Provided data -
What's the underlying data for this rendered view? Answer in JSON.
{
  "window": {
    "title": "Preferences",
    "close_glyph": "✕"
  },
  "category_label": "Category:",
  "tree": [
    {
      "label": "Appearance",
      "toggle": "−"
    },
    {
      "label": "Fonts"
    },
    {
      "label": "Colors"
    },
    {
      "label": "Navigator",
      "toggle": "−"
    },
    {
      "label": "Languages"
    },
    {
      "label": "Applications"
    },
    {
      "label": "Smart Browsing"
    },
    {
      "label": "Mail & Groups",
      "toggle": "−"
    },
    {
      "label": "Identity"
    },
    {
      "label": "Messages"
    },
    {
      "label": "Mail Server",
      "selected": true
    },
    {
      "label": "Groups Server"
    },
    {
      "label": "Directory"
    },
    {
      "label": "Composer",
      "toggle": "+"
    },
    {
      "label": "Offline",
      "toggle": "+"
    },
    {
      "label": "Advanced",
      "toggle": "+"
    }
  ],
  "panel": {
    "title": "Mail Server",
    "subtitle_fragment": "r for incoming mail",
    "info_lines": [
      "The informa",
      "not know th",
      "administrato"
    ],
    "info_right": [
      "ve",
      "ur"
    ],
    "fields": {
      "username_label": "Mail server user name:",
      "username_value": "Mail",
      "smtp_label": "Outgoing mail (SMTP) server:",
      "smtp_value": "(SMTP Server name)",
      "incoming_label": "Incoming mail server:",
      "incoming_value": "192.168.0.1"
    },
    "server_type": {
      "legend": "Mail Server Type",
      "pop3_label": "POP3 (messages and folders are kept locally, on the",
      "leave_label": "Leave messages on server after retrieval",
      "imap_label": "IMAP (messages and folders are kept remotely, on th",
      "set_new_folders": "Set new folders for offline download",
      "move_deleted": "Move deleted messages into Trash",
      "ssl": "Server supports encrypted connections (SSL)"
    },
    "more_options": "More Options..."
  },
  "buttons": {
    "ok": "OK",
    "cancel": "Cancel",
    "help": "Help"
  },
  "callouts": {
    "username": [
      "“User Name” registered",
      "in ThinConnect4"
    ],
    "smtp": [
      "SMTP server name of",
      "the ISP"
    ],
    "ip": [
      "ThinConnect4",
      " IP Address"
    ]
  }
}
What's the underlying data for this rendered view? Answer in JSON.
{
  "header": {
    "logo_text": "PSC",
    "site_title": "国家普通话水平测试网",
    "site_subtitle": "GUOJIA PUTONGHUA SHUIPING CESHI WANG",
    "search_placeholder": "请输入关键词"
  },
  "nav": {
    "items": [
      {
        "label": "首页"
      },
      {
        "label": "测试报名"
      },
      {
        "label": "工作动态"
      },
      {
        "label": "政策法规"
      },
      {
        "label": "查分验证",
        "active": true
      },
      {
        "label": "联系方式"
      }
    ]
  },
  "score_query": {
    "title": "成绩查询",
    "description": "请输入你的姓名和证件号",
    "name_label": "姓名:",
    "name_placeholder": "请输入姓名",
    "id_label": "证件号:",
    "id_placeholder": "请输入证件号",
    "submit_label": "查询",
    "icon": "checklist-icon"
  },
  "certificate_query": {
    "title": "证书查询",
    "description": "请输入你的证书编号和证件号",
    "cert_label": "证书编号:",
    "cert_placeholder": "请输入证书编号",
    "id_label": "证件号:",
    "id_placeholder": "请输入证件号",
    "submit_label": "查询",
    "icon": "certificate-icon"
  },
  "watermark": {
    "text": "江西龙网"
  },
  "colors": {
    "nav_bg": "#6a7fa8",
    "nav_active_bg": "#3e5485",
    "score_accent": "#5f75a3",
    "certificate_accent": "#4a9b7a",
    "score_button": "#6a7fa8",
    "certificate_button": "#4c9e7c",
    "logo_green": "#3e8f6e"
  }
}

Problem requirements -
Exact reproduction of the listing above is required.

Solution for this task -
What's the underlying data for this rendered view? Answer in JSON.
{
  "window": {
    "title": "Preferences",
    "close_glyph": "✕"
  },
  "category_label": "Category:",
  "tree": [
    {
      "label": "Appearance",
      "toggle": "−"
    },
    {
      "label": "Fonts"
    },
    {
      "label": "Colors"
    },
    {
      "label": "Navigator",
      "toggle": "−"
    },
    {
      "label": "Languages"
    },
    {
      "label": "Applications"
    },
    {
      "label": "Smart Browsing"
    },
    {
      "label": "Mail & Groups",
      "toggle": "−"
    },
    {
      "label": "Identity"
    },
    {
      "label": "Messages"
    },
    {
      "label": "Mail Server",
      "selected": true
    },
    {
      "label": "Groups Server"
    },
    {
      "label": "Directory"
    },
    {
      "label": "Composer",
      "toggle": "+"
    },
    {
      "label": "Offline",
      "toggle": "+"
    },
    {
      "label": "Advanced",
      "toggle": "+"
    }
  ],
  "panel": {
    "title": "Mail Server",
    "subtitle_fragment": "r for incoming mail",
    "info_lines": [
      "The informa",
      "not know th",
      "administrato"
    ],
    "info_right": [
      "ve",
      "ur"
    ],
    "fields": {
      "username_label": "Mail server user name:",
      "username_value": "Mail",
      "smtp_label": "Outgoing mail (SMTP) server:",
      "smtp_value": "(SMTP Server name)",
      "incoming_label": "Incoming mail server:",
      "incoming_value": "192.168.0.1"
    },
    "server_type": {
      "legend": "Mail Server Type",
      "pop3_label": "POP3 (messages and folders are kept locally, on the",
      "leave_label": "Leave messages on server after retrieval",
      "imap_label": "IMAP (messages and folders are kept remotely, on th",
      "set_new_folders": "Set new folders for offline download",
      "move_deleted": "Move deleted messages into Trash",
      "ssl": "Server supports encrypted connections (SSL)"
    },
    "more_options": "More Options..."
  },
  "buttons": {
    "ok": "OK",
    "cancel": "Cancel",
    "help": "Help"
  },
  "callouts": {
    "username": [
      "“User Name” registered",
      "in ThinConnect4"
    ],
    "smtp": [
      "SMTP server name of",
      "the ISP"
    ],
    "ip": [
      "ThinConnect4",
      " IP Address"
    ]
  }
}
What's the underlying data for this rendered view? Answer in JSON.
{
  "header": {
    "logo_text": "PSC",
    "site_title": "国家普通话水平测试网",
    "site_subtitle": "GUOJIA PUTONGHUA SHUIPING CESHI WANG",
    "search_placeholder": "请输入关键词"
  },
  "nav": {
    "items": [
      {
        "label": "首页"
      },
      {
        "label": "测试报名"
      },
      {
        "label": "工作动态"
      },
      {
        "label": "政策法规"
      },
      {
        "label": "查分验证",
        "active": true
      },
      {
        "label": "联系方式"
      }
    ]
  },
  "score_query": {
    "title": "成绩查询",
    "description": "请输入你的姓名和证件号",
    "name_label": "姓名:",
    "name_placeholder": "请输入姓名",
    "id_label": "证件号:",
    "id_placeholder": "请输入证件号",
    "submit_label": "查询",
    "icon": "checklist-icon"
  },
  "certificate_query": {
    "title": "证书查询",
    "description": "请输入你的证书编号和证件号",
    "cert_label": "证书编号:",
    "cert_placeholder": "请输入证书编号",
    "id_label": "证件号:",
    "id_placeholder": "请输入证件号",
    "submit_label": "查询",
    "icon": "certificate-icon"
  },
  "watermark": {
    "text": "江西龙网"
  },
  "colors": {
    "nav_bg": "#6a7fa8",
    "nav_active_bg": "#3e5485",
    "score_accent": "#5f75a3",
    "certificate_accent": "#4a9b7a",
    "score_button": "#6a7fa8",
    "certificate_button": "#4c9e7c",
    "logo_green": "#3e8f6e"
  }
}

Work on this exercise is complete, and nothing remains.